Written by: Felicia Sanders
Should Adventists teach their children to believe in Santa? It’s a tricky question to answer. No, I don’t think that as Christians we should teach our children to believe in a magic man who comes down the chimney with gifts; it rings true of spiritualism. But more importantly, it takes away from the true meaning of Christmas.
Though we don’t know the date of Christ’s birth, as Christians, Christmas reminds us of the sacrifice He made to come to this world in a humble servant’s body, being born as a human. Christmas also has an overarching theme of love, family and giving. The traditional American understanding of Santa takes away from that spirit of selflessness and giving. If we teach our children to believe in Santa, we take away the chance to instead teach them the true blessing of Christmas.

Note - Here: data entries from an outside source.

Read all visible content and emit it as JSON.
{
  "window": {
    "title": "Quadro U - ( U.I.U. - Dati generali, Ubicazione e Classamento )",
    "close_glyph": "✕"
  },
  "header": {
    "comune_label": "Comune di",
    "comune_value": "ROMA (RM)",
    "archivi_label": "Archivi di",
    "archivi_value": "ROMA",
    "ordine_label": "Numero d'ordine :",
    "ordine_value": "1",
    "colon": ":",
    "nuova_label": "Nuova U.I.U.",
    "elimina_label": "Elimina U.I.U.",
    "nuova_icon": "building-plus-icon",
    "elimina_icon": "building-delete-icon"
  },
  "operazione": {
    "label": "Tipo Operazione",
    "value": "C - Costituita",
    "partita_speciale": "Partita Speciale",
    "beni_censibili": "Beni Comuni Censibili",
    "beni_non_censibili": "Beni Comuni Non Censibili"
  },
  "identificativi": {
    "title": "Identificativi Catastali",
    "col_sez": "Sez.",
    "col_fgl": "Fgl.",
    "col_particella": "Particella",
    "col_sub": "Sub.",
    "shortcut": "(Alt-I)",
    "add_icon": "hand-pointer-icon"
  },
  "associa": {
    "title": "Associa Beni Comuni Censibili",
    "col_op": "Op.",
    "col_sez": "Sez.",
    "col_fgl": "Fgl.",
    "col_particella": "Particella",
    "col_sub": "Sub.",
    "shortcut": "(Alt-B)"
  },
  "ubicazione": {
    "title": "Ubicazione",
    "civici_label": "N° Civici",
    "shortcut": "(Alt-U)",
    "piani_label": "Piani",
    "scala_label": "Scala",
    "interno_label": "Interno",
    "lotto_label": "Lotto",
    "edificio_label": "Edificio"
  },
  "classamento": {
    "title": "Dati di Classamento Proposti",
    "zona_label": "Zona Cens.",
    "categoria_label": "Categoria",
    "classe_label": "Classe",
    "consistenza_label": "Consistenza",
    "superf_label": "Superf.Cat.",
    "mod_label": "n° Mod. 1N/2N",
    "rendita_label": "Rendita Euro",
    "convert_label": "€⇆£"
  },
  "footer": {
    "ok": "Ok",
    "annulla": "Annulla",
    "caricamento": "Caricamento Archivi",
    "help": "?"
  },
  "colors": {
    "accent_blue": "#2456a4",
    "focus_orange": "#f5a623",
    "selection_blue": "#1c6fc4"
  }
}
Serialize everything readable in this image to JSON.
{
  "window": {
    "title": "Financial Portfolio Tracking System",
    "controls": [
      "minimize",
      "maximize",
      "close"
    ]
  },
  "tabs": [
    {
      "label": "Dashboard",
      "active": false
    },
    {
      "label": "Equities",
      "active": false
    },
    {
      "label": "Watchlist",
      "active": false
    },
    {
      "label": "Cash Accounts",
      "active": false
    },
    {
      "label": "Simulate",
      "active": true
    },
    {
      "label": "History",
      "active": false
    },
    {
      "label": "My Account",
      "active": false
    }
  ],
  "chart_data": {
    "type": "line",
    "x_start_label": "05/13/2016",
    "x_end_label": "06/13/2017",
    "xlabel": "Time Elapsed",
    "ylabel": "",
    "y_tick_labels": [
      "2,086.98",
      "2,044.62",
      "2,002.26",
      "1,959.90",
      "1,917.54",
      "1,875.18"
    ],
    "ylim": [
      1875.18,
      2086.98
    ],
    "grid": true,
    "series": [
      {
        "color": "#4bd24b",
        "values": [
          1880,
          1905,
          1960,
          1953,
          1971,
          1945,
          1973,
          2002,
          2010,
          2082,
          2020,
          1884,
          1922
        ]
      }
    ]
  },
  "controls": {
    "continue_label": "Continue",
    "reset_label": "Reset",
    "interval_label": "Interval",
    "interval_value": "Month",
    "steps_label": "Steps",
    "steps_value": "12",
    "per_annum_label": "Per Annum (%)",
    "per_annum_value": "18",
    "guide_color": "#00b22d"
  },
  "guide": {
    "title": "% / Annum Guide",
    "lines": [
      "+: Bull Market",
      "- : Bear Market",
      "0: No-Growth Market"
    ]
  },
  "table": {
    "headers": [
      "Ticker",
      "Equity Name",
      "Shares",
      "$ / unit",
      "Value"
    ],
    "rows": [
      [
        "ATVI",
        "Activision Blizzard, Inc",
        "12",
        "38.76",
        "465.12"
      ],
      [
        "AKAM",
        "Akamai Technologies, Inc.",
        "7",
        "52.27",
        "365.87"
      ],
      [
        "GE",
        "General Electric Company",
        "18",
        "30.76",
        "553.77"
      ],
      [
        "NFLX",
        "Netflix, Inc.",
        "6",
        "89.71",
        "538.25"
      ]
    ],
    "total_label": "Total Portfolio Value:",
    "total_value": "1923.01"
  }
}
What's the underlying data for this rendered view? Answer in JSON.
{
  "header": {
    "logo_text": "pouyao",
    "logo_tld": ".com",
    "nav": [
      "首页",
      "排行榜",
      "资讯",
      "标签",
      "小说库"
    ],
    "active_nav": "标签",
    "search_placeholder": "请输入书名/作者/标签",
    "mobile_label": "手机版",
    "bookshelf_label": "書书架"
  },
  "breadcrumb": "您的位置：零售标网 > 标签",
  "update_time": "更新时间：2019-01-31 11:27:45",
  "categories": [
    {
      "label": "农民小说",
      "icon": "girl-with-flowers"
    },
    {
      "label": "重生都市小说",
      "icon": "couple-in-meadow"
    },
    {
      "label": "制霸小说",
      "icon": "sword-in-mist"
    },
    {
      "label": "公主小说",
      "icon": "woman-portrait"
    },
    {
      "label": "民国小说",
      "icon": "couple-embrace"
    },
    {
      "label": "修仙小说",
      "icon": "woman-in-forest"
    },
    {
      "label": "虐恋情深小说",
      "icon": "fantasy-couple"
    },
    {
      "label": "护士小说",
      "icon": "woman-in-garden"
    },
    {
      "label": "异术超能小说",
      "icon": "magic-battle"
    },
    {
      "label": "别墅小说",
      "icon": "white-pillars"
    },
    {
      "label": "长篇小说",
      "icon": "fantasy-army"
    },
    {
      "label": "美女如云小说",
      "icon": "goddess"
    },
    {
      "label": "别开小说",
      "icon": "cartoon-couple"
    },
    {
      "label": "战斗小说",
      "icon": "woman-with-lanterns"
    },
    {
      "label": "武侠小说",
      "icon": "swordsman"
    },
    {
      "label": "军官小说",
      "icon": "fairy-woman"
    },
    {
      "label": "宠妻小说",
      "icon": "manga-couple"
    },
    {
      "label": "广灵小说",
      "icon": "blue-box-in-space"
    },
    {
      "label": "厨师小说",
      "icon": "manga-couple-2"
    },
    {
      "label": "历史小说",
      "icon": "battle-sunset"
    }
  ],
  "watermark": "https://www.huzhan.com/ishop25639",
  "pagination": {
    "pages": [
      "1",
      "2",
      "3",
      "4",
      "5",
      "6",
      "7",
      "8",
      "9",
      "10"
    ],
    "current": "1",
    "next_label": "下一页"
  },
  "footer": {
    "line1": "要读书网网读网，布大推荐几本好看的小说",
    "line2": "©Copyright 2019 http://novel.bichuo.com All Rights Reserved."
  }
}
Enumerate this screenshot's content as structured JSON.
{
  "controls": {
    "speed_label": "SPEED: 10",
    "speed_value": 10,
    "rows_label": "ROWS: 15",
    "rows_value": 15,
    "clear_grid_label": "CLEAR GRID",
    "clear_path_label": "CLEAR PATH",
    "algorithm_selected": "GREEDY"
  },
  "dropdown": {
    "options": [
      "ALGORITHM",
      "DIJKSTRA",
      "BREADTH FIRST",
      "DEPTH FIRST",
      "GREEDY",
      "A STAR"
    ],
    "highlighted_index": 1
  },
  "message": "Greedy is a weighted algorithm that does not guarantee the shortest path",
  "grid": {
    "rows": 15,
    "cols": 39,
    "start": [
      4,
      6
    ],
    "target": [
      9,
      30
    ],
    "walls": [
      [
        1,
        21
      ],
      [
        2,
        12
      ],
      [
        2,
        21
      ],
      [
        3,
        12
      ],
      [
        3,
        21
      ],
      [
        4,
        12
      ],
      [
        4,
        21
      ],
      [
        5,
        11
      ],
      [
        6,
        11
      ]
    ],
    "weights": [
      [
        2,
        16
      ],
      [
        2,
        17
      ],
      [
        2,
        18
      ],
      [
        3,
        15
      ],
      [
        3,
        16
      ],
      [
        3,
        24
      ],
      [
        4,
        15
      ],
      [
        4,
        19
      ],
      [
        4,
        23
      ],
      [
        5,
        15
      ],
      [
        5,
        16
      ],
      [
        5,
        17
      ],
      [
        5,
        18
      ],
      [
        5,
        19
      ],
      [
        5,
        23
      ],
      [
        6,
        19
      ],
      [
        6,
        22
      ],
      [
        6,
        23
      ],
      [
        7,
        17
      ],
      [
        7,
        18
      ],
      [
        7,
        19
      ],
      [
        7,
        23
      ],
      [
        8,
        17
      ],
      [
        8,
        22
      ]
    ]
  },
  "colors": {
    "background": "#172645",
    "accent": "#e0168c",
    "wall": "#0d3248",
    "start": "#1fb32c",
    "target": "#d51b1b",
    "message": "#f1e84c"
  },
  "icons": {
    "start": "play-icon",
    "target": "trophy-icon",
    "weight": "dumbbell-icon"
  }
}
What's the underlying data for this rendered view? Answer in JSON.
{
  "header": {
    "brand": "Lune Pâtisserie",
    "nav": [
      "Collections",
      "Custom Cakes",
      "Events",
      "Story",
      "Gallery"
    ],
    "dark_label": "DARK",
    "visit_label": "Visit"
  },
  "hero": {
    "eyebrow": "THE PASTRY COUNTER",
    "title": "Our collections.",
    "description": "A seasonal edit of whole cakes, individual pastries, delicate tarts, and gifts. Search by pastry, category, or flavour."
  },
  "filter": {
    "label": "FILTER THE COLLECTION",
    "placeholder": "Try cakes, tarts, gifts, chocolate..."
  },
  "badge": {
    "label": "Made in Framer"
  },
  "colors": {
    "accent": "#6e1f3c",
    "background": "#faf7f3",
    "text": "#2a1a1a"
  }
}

Santa also seems to be a means of getting children to behave around the holidays, at least here in America, where bad children are said to receive coal instead of presents. I think there are better ways to teach our children to behave, one of which would include showing them how much of a blessing it is to give rather than to receive.
I also realize Santa comes in many forms worldwide. Because my mother is German, I always learned about Saint Nicholas, who leaves little gifts in children’s boots by the front door –– but that’s based on a true story. Although the legend of Santa varies a bit from country to country, his role of visiting sleeping children and leaving presents tends to be a common thread throughout.
Parents might consider teaching children of the myth of Santa Claus so that they can understand why their peers are so excited about Santa. We can also teach children why many Christians choose not to believe in Santa: to direct a focus on Jesus, the true gift to us all.
Parents could also consider giving their children a brief history lesson on the origins of Santa. Just like Halloween, Santa originates from another tradition as well. In about 280 A.D., a man called Saint Nicholas was said to be very loving and pious. He would go around leaving goodies like nuts and oranges in poor and needy children’s stockings, which were left out to dry on hooks (thus our Christmas stocking tradition). He gave to children in orphanages, as well as all those in need whom he could help.
This, I think, is a much better tradition to teach our children about because the focus is less on what was received and more about what was given. Christmas should be a time of giving love and receiving the blessing in that.